morning? Could there be a noise maker, an inconvenience, a nuisance? Don't forget that most rural dwellers have more small gas engines than Tim Allen on Home Improvement: chain saws, weed eaters, leaf blowers, and lawn mowers. How about 10 or 20 years from now? Will the area be subdivided, logged, commercially developed, mined, or will it contain a new highway or airport? Your County or City General Plan and Zoning will give you a glimpse into the future. A general plan is required in every California jurisdiction. The plan includes a land use map and circulation plan to guide future development. The zoning must be consistent with the plan. Zoning is in the form of an ordinance established under the police power of the County or City to avoid conflicting land uses and to generally protect us from our ourselves and each other. Zoning sets the type of land use that will occur and the minimum lot sizes that subdivisions can propose. Maybe you can subdivide the
land you're buying, if you can pay for the required improvements and mitigation fees. See the Subdivision and Development sections.
Danger! Warning! General plans and zoning can and do change. This is particularly tricky if you are an absentee land owner. While such activities usually get good local press, there is often no requirement that you be notified of any changes. Also, any citizen can petition his County or City to amend the general plan and zoning. If he does, it is up to you to evaluate his plan and make your feelings known to the Board of Supervisors or City Council. A qualified land use planner can help you understand land use regulations and make an educated guess about the future.
Schools and Buses
The County Superintendent of Schools Office can assist you in determining the School Districts that you're in. Call them with the assessor's parcel number and street address. Once you've identified the school districts, contact them directly for information on bus availability and schedules. Some districts charge for bus service. Many rural schools are impacted from growth. Many charge a mitigation fee on new residential construction, paid just prior to issuance of the building permit. Ouch! You can thank Proposition 13. In the good old days you were just taxed later, year after year. Contact your school district for information on mitigation fee requirements.

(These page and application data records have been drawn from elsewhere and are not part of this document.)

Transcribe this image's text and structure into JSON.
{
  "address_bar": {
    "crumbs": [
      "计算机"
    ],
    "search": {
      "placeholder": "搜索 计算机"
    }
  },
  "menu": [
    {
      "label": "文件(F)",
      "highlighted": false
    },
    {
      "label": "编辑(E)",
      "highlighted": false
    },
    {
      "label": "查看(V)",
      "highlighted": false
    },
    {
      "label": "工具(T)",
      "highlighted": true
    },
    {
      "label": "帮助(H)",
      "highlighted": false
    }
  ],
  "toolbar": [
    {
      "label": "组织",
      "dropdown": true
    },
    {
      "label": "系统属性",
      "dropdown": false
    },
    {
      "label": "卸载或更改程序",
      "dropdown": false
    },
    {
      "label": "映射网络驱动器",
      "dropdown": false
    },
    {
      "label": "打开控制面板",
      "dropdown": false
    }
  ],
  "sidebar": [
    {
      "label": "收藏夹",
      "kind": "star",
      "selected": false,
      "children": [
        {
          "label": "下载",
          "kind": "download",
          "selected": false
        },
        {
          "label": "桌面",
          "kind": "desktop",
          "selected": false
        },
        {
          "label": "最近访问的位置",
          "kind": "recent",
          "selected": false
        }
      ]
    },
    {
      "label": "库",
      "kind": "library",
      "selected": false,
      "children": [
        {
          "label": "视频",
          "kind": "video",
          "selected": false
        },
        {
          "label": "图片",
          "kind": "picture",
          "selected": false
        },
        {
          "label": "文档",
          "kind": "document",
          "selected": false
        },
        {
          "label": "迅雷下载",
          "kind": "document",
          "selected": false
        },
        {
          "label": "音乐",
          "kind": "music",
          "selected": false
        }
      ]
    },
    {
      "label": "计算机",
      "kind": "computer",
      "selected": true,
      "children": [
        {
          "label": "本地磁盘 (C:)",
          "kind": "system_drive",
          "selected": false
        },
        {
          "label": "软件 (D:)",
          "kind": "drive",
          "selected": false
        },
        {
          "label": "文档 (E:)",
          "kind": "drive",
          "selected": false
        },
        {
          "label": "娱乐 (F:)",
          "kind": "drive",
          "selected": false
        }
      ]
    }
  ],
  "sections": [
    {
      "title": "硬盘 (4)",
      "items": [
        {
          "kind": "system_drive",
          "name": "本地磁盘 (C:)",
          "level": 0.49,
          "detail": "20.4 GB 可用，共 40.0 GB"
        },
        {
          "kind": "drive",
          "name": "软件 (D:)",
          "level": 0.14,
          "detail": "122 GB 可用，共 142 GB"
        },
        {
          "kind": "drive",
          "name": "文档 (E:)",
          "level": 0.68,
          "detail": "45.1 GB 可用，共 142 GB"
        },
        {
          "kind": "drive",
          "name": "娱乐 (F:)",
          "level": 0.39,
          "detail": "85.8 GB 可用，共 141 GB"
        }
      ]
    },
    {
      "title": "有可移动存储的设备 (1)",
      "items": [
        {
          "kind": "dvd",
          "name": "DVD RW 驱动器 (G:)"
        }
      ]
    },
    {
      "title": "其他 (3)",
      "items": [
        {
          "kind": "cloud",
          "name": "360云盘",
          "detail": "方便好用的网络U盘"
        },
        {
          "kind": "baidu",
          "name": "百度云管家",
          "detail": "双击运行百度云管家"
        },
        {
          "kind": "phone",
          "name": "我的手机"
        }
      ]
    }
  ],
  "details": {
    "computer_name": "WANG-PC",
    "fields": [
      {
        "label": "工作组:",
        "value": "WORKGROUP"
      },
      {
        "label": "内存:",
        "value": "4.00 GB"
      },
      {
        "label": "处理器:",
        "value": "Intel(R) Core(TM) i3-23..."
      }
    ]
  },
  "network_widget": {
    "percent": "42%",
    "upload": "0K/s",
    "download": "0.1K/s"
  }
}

Gone are the days when you had to take your rural trash to the landfill or transfer station in your pickup truck. Well, at least in some areas. We have standard urban trash collection and recycling collection on our rural parcels, but maybe it's not available further out. Your Realtor can help you check with the franchise hauler based on your property address.
Wireless/Land Phone and Data
These services are sketchy in rural areas, especially in hilly country. Be sure to put your wireless devices through their paces. DSL services are reaching out to more rural areas, but often speeds are slower than in urban areas. Cable is typically not available in rural areas, except in major subdivisions.